Action item ->
With the images removed, return every line below exactly as it reads.

Data for processing ->
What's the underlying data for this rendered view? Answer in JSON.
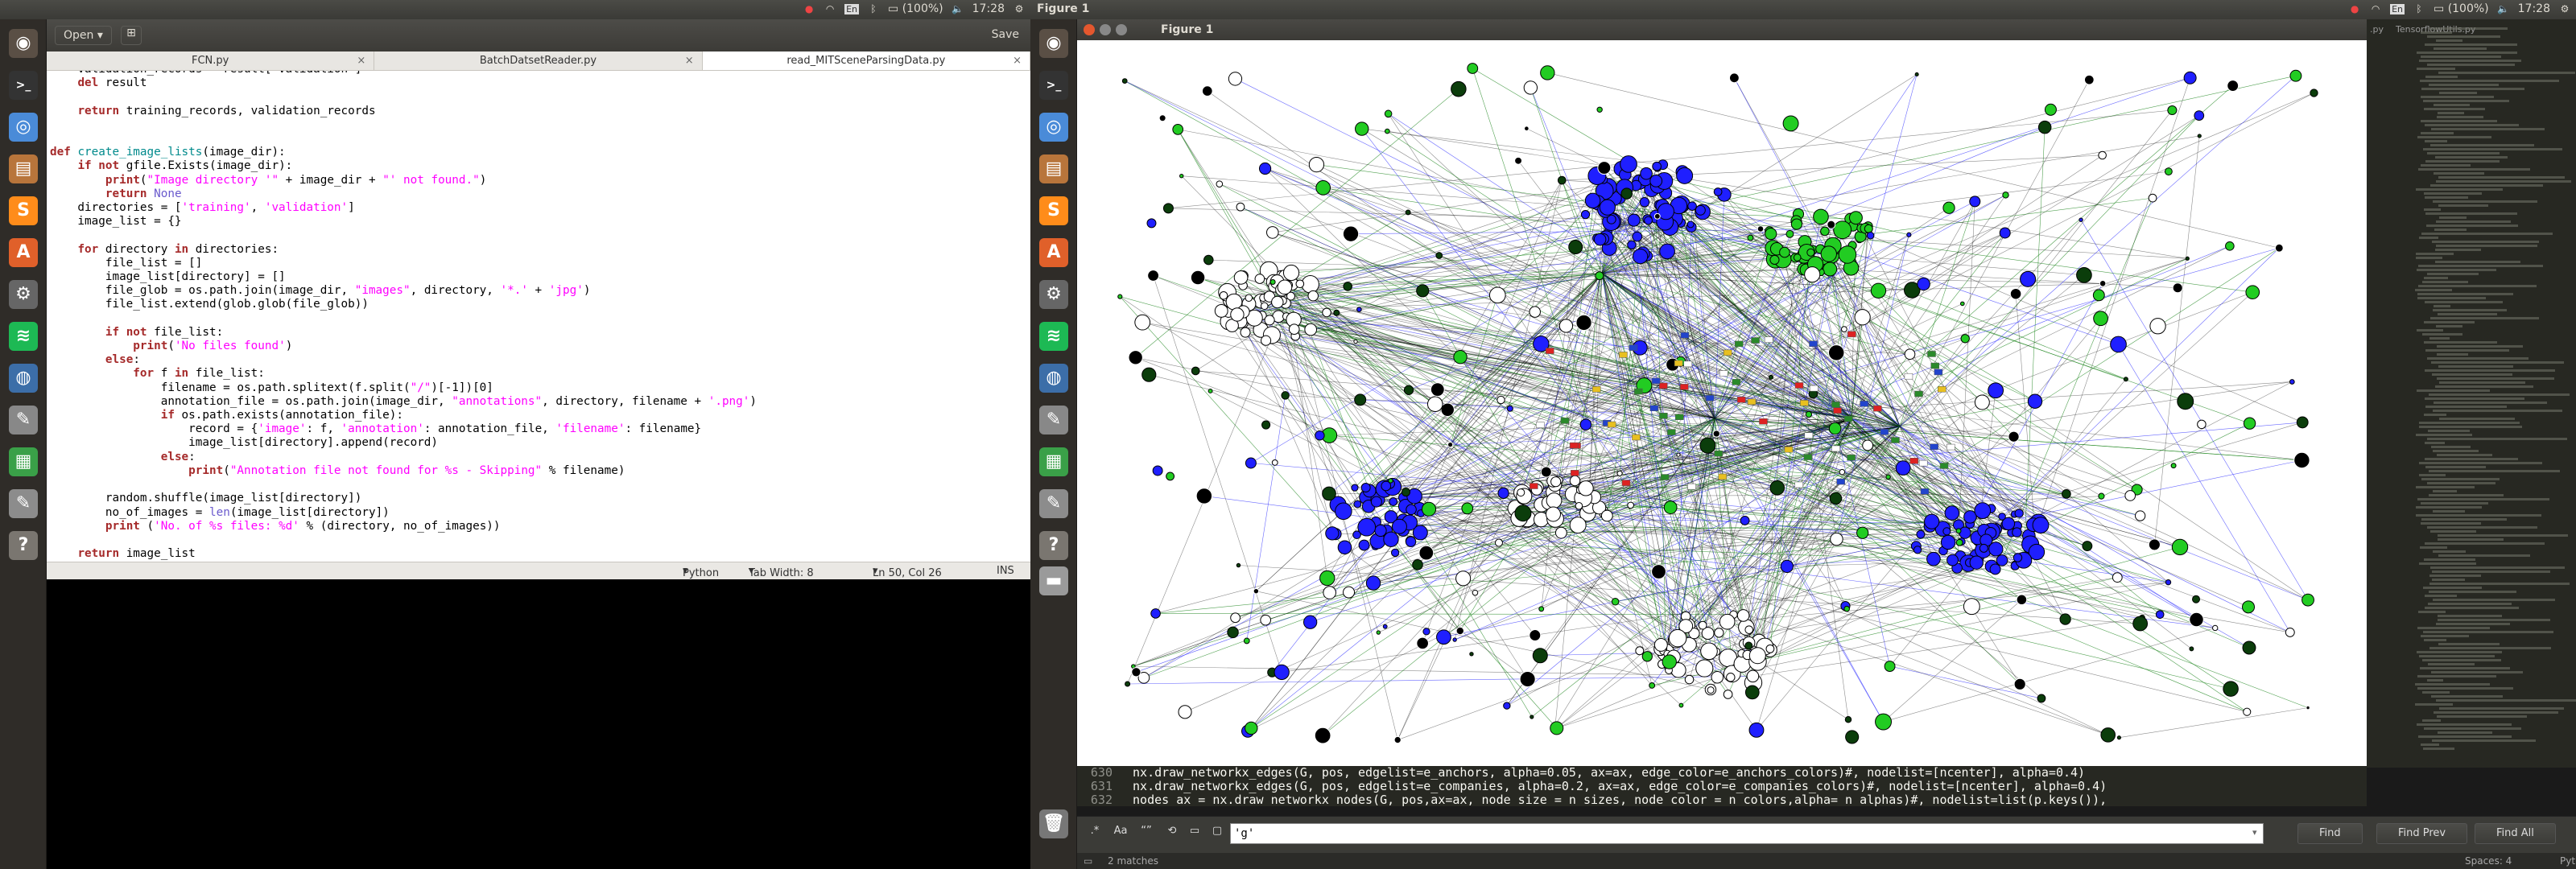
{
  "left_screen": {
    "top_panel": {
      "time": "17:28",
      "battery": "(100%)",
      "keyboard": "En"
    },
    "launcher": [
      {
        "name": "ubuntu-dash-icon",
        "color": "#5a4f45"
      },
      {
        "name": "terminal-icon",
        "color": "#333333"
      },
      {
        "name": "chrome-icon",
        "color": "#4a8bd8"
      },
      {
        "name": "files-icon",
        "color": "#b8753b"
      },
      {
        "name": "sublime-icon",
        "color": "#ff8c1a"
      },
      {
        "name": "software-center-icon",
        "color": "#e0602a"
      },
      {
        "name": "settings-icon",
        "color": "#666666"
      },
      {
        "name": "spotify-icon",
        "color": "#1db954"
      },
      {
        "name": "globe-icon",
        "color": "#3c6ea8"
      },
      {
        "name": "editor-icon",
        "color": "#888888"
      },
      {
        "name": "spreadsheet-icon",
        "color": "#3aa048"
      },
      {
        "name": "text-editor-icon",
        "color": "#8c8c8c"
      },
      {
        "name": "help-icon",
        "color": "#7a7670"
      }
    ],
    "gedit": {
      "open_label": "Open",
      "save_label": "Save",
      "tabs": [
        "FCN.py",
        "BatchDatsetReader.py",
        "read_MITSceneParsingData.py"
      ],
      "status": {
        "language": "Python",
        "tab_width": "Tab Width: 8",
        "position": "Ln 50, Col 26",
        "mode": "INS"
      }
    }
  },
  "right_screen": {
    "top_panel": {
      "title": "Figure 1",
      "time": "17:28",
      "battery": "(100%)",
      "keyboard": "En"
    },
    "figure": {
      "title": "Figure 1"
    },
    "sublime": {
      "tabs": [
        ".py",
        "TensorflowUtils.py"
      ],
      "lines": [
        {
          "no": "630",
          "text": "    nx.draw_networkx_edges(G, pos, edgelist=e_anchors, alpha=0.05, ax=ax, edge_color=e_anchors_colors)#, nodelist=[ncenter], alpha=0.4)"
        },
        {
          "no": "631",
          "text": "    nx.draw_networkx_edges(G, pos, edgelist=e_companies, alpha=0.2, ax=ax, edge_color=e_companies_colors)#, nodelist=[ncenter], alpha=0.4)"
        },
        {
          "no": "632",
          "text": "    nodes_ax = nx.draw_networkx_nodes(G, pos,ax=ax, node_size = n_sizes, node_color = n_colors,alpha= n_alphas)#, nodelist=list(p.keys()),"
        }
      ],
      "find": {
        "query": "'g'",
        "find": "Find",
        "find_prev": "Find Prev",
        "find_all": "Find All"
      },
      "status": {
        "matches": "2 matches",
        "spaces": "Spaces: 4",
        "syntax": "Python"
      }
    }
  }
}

Solution ->
What's the underlying data for this rendered view? Answer in JSON.
{
  "left_screen": {
    "top_panel": {
      "time": "17:28",
      "battery": "(100%)",
      "keyboard": "En"
    },
    "launcher": [
      {
        "name": "ubuntu-dash-icon",
        "color": "#5a4f45"
      },
      {
        "name": "terminal-icon",
        "color": "#333333"
      },
      {
        "name": "chrome-icon",
        "color": "#4a8bd8"
      },
      {
        "name": "files-icon",
        "color": "#b8753b"
      },
      {
        "name": "sublime-icon",
        "color": "#ff8c1a"
      },
      {
        "name": "software-center-icon",
        "color": "#e0602a"
      },
      {
        "name": "settings-icon",
        "color": "#666666"
      },
      {
        "name": "spotify-icon",
        "color": "#1db954"
      },
      {
        "name": "globe-icon",
        "color": "#3c6ea8"
      },
      {
        "name": "editor-icon",
        "color": "#888888"
      },
      {
        "name": "spreadsheet-icon",
        "color": "#3aa048"
      },
      {
        "name": "text-editor-icon",
        "color": "#8c8c8c"
      },
      {
        "name": "help-icon",
        "color": "#7a7670"
      }
    ],
    "gedit": {
      "open_label": "Open",
      "save_label": "Save",
      "tabs": [
        "FCN.py",
        "BatchDatsetReader.py",
        "read_MITSceneParsingData.py"
      ],
      "status": {
        "language": "Python",
        "tab_width": "Tab Width: 8",
        "position": "Ln 50, Col 26",
        "mode": "INS"
      }
    }
  },
  "right_screen": {
    "top_panel": {
      "title": "Figure 1",
      "time": "17:28",
      "battery": "(100%)",
      "keyboard": "En"
    },
    "figure": {
      "title": "Figure 1"
    },
    "sublime": {
      "tabs": [
        ".py",
        "TensorflowUtils.py"
      ],
      "lines": [
        {
          "no": "630",
          "text": "    nx.draw_networkx_edges(G, pos, edgelist=e_anchors, alpha=0.05, ax=ax, edge_color=e_anchors_colors)#, nodelist=[ncenter], alpha=0.4)"
        },
        {
          "no": "631",
          "text": "    nx.draw_networkx_edges(G, pos, edgelist=e_companies, alpha=0.2, ax=ax, edge_color=e_companies_colors)#, nodelist=[ncenter], alpha=0.4)"
        },
        {
          "no": "632",
          "text": "    nodes_ax = nx.draw_networkx_nodes(G, pos,ax=ax, node_size = n_sizes, node_color = n_colors,alpha= n_alphas)#, nodelist=list(p.keys()),"
        }
      ],
      "find": {
        "query": "'g'",
        "find": "Find",
        "find_prev": "Find Prev",
        "find_all": "Find All"
      },
      "status": {
        "matches": "2 matches",
        "spaces": "Spaces: 4",
        "syntax": "Python"
      }
    }
  }
}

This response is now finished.